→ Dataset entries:

+ + +

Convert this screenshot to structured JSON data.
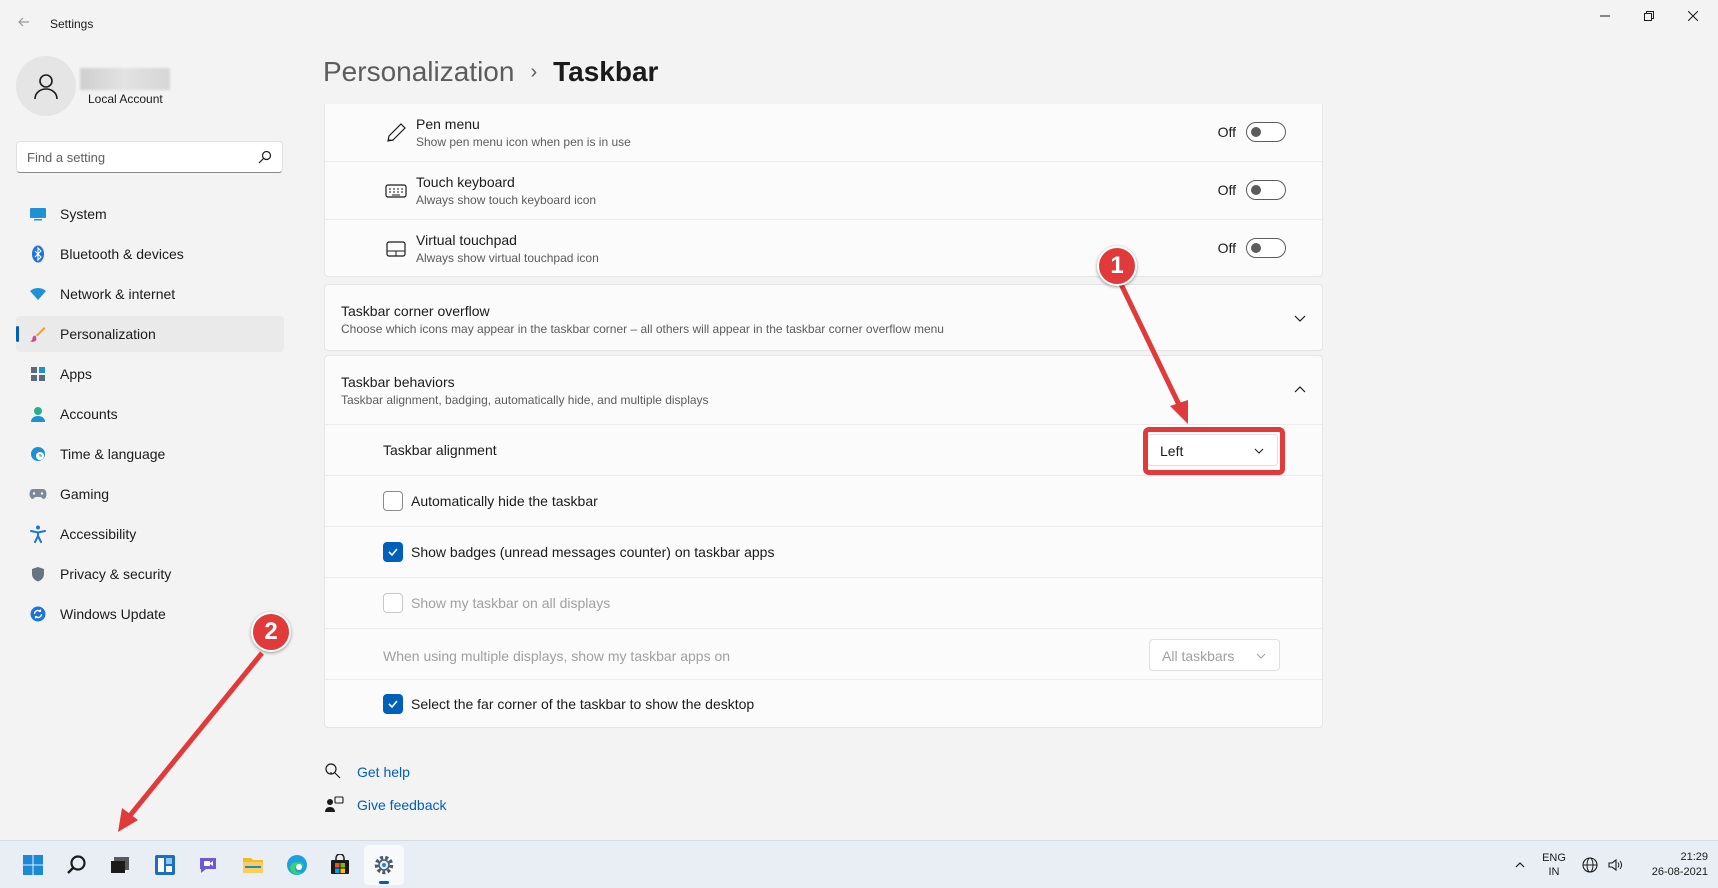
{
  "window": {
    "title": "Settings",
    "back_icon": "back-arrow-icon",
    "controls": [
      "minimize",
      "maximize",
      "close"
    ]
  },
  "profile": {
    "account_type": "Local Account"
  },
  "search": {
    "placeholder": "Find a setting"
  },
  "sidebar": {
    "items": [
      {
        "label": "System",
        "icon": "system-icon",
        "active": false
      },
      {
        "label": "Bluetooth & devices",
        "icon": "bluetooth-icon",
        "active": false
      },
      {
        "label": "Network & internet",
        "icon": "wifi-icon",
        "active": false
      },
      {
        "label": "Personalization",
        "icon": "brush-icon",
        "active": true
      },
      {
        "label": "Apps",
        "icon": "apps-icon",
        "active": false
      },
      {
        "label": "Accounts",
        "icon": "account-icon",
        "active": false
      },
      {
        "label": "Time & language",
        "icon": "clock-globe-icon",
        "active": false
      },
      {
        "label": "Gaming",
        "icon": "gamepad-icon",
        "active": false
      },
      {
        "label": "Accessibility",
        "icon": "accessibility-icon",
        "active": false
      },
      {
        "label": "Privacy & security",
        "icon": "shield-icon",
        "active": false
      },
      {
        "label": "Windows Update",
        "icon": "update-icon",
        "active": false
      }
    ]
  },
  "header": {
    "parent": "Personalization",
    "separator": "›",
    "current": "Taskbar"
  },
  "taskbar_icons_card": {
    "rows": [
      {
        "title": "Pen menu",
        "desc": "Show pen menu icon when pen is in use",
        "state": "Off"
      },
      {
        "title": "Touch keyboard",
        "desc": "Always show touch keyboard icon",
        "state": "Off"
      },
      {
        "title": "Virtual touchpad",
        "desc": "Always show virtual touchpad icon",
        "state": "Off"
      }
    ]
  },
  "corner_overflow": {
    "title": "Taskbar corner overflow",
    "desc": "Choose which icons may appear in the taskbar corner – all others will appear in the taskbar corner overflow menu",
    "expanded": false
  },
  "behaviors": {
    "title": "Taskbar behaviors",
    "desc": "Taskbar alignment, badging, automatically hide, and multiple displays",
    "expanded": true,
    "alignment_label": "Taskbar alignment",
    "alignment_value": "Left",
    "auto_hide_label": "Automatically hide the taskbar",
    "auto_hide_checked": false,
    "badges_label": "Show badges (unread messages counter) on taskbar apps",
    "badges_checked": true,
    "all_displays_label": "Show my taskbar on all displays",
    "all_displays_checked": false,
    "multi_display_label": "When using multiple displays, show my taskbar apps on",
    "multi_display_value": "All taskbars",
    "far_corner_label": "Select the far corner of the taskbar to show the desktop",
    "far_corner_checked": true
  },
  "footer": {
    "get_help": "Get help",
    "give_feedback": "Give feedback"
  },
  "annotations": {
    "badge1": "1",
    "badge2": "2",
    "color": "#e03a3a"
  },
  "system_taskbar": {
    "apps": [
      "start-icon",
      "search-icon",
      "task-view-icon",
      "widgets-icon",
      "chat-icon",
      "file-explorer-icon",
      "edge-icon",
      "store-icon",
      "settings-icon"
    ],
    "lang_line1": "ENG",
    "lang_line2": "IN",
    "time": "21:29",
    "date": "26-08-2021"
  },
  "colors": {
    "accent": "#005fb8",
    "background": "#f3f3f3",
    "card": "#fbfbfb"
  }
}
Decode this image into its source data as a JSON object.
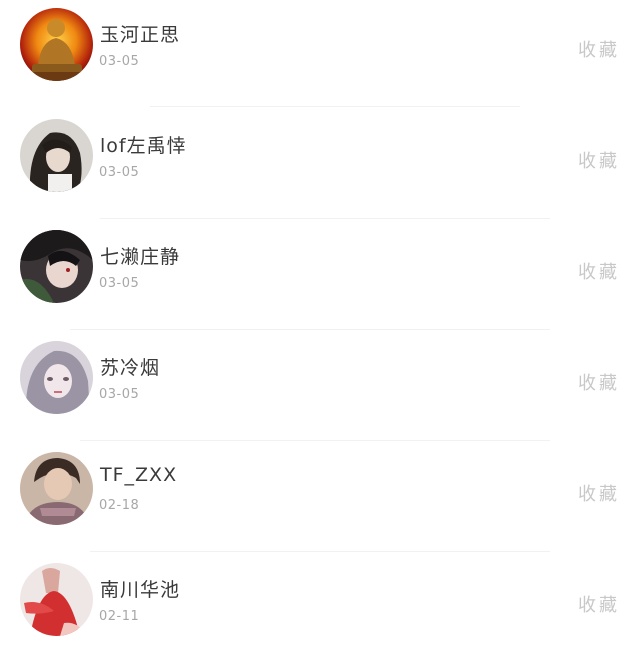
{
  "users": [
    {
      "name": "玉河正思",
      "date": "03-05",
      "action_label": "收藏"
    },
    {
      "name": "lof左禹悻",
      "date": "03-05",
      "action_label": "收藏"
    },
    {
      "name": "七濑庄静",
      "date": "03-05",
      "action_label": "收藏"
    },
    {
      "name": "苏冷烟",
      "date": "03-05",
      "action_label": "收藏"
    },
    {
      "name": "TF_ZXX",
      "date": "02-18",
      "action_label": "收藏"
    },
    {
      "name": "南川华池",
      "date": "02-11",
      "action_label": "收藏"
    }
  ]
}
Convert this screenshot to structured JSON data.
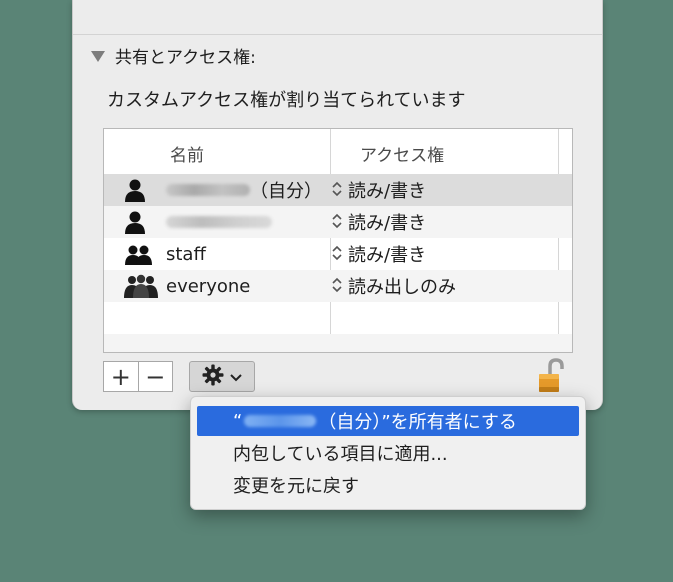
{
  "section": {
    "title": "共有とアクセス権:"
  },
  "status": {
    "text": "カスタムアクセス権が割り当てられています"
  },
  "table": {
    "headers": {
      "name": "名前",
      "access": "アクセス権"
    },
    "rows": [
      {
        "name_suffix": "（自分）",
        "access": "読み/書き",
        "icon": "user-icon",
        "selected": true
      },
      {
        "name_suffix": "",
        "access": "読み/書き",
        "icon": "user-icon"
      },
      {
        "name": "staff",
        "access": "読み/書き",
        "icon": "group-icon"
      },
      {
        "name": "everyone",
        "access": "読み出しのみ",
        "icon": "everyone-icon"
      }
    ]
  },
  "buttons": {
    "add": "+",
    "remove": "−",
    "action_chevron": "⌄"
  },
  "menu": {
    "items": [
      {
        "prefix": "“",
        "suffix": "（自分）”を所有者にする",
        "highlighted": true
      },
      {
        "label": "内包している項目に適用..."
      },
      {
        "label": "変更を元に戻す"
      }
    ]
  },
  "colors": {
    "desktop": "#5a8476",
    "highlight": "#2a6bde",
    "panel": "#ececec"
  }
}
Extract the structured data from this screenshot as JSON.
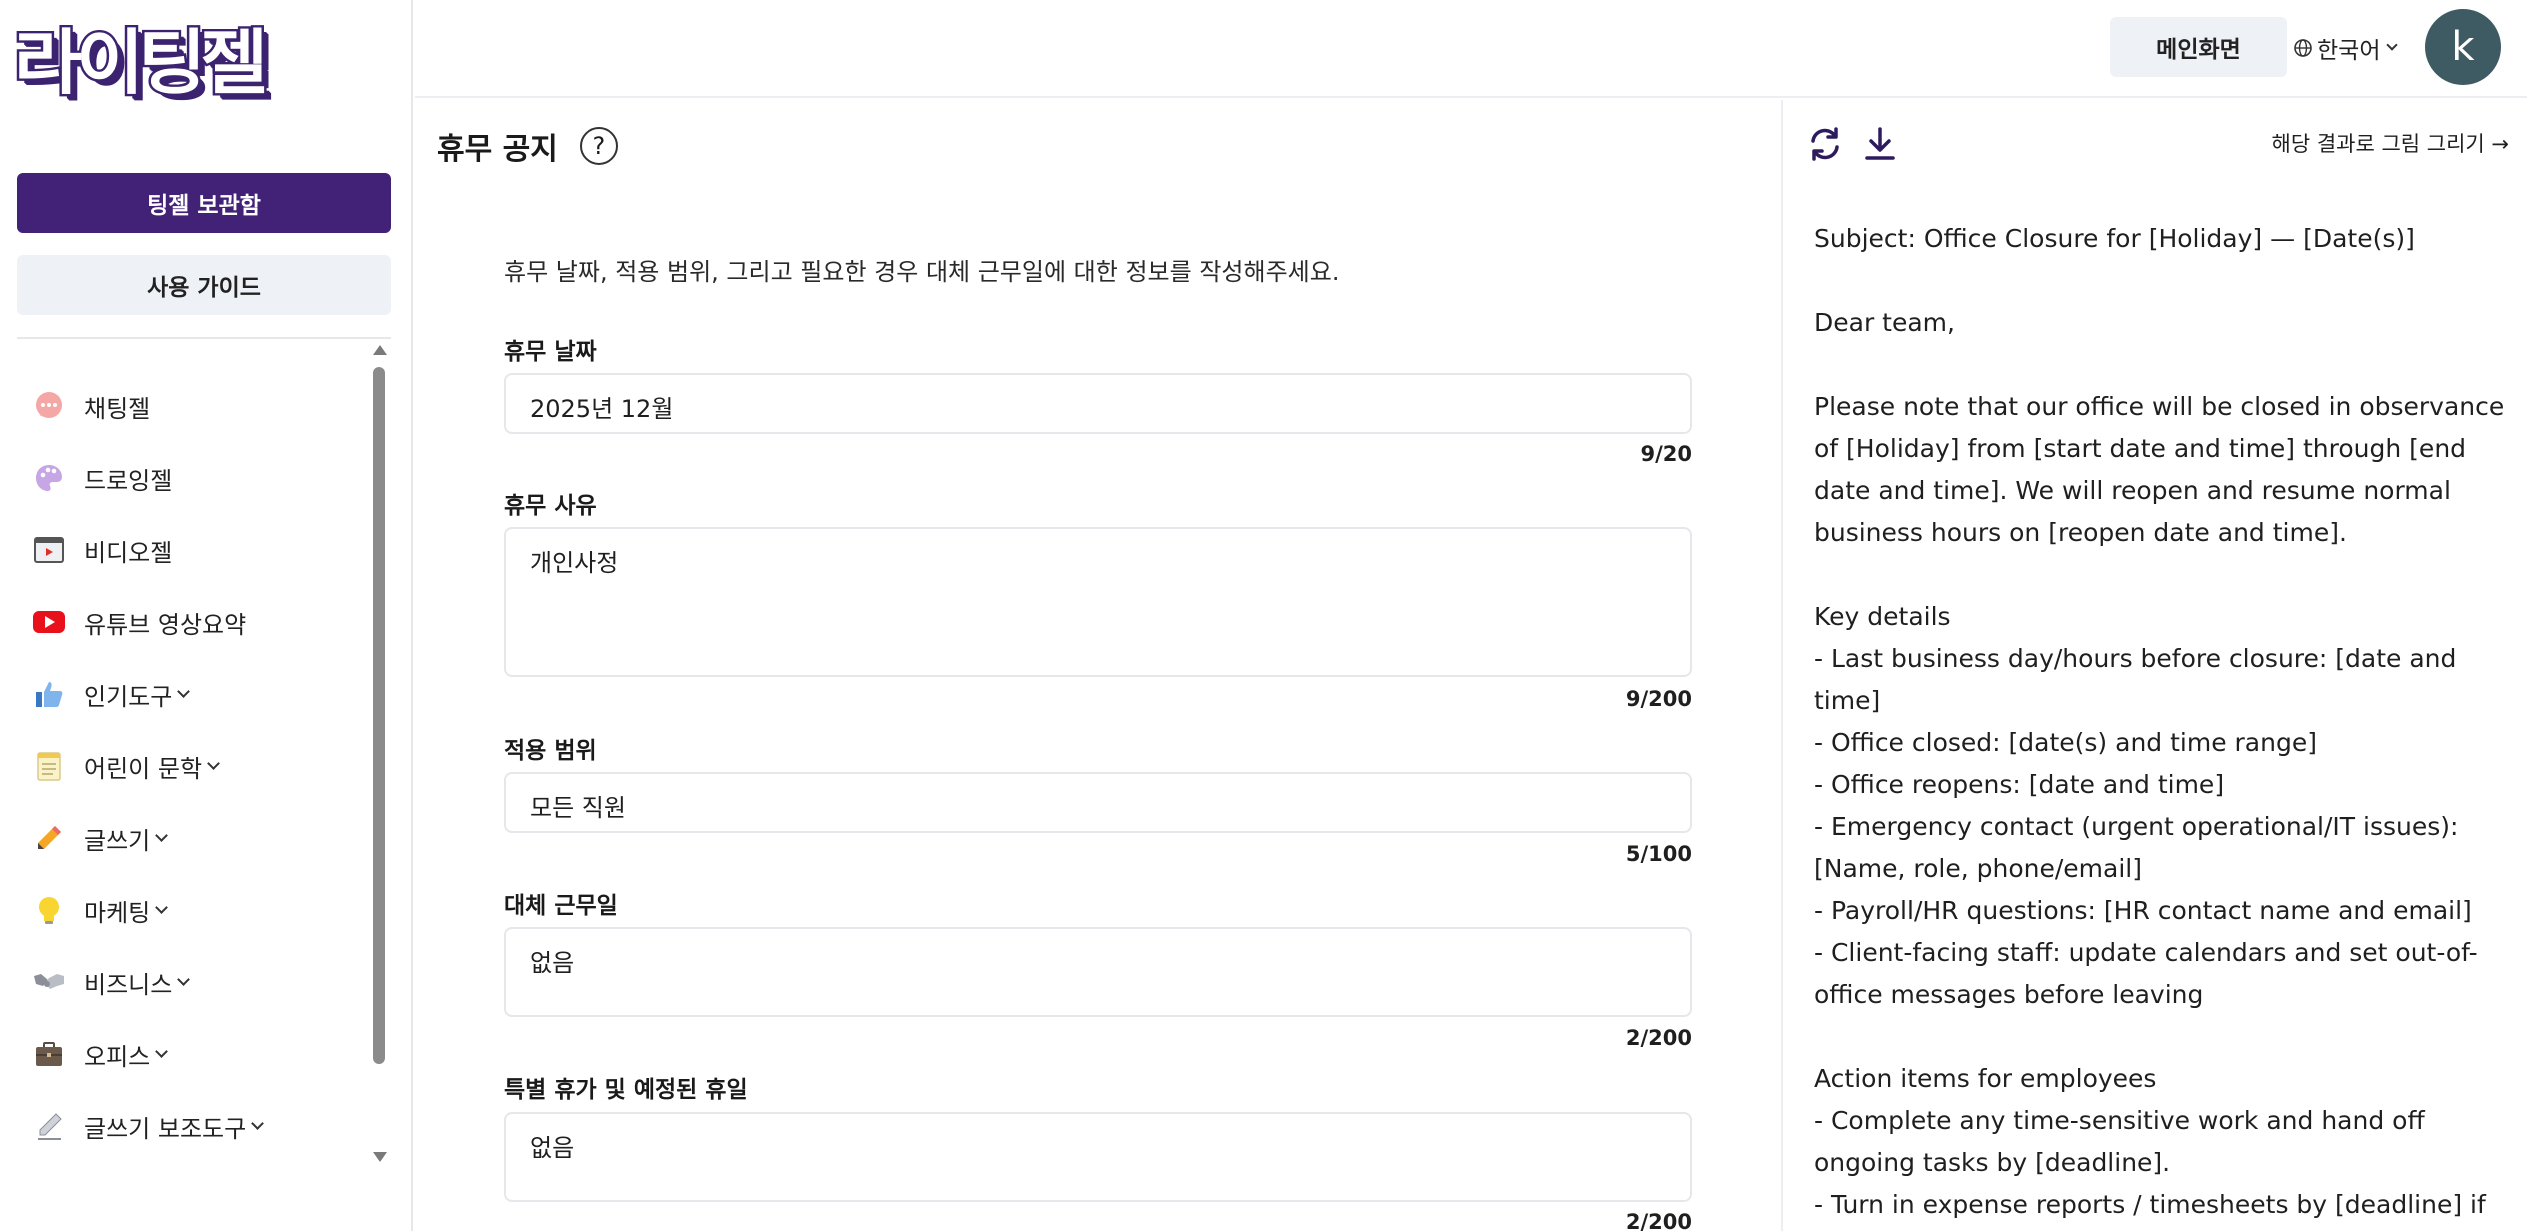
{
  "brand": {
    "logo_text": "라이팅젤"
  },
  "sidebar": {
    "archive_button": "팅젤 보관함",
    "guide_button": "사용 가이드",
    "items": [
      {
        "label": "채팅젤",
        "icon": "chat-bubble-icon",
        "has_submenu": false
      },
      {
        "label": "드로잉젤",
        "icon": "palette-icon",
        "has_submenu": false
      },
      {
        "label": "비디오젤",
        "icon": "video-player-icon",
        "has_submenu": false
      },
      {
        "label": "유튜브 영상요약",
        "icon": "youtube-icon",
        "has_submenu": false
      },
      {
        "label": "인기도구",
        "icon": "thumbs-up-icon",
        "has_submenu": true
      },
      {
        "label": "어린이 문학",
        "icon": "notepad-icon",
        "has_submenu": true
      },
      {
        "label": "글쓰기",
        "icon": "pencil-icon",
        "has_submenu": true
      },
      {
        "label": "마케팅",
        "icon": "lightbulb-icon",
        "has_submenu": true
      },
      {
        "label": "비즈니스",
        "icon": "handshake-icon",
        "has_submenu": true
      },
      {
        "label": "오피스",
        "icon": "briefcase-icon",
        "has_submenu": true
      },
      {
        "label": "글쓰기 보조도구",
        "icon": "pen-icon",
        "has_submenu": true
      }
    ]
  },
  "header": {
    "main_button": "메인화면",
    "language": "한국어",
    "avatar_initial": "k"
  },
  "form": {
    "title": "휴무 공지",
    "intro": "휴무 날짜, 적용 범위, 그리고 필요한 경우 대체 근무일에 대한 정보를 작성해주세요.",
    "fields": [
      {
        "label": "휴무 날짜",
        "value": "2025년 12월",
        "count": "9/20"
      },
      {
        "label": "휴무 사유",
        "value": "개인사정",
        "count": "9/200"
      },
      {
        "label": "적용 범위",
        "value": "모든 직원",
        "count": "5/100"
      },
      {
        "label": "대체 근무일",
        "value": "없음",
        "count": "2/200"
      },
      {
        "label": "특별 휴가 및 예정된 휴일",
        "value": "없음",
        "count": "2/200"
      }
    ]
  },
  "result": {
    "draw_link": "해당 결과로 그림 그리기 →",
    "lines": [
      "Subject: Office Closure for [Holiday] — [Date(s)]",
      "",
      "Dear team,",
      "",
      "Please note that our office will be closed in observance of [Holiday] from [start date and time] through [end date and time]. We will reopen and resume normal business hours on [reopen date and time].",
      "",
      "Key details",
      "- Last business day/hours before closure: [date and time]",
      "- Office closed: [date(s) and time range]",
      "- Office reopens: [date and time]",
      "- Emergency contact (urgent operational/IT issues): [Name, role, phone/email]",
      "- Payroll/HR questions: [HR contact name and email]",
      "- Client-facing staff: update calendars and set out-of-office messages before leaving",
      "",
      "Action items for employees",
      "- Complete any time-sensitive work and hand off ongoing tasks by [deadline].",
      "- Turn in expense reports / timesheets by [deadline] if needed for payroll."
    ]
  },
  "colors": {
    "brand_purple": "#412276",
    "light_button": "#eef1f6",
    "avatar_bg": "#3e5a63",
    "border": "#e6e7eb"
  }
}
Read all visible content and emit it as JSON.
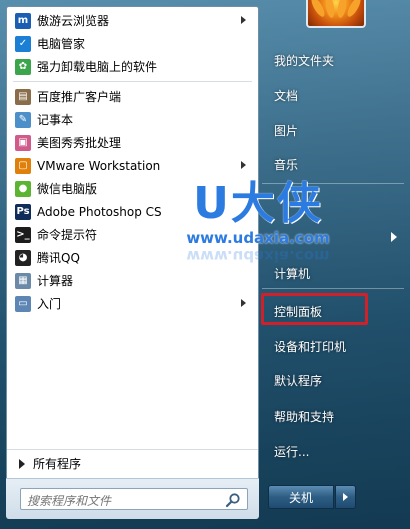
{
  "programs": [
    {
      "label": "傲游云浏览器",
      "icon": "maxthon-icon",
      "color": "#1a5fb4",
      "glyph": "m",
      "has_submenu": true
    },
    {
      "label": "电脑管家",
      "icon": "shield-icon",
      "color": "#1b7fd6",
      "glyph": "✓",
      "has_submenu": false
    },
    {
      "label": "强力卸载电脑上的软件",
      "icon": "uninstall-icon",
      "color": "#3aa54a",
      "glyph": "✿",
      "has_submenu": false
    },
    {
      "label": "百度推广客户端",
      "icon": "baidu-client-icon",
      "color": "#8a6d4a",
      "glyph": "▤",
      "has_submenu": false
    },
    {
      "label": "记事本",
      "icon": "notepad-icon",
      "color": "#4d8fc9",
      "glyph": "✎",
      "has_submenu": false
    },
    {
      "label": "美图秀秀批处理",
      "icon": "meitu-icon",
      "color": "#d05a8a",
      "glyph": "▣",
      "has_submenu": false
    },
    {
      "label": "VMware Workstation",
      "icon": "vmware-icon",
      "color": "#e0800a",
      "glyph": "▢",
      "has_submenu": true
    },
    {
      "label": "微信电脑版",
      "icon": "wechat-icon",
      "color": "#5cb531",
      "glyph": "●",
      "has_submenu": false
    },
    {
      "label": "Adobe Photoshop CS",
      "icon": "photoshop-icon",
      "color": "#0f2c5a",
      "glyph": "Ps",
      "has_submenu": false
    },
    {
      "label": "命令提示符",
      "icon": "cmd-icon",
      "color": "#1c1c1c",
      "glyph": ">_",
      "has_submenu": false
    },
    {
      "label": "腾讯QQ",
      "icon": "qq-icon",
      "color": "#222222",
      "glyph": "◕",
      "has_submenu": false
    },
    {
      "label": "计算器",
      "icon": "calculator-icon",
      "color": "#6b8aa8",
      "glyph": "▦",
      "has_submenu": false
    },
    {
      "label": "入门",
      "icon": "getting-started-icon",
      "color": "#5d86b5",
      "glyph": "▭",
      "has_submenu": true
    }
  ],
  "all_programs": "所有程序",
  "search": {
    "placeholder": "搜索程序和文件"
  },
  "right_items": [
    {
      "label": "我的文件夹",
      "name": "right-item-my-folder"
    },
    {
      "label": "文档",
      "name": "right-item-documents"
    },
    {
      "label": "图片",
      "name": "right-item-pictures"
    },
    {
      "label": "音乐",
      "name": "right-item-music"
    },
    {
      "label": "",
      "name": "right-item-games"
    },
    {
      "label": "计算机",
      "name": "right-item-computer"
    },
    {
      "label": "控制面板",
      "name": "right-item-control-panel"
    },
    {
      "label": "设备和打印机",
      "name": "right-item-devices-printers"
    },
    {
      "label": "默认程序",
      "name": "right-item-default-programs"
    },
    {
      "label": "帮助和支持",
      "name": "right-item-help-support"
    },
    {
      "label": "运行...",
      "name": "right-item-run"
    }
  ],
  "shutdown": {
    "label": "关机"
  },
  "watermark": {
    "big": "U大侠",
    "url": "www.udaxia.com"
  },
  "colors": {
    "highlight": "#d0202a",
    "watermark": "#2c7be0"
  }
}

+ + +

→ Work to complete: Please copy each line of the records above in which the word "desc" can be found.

→ Answer to the problem:
        "desc": "Show pen menu icon when pen is in use",
        "desc": "Always show touch keyboard icon",
        "desc": "Always show virtual touchpad icon",
    "desc": "Choose which icons may appear in the taskbar corner – all others will appear in the taskbar corner overflow menu",
    "desc": "Taskbar alignment, badging, automatically hide, and multiple displays",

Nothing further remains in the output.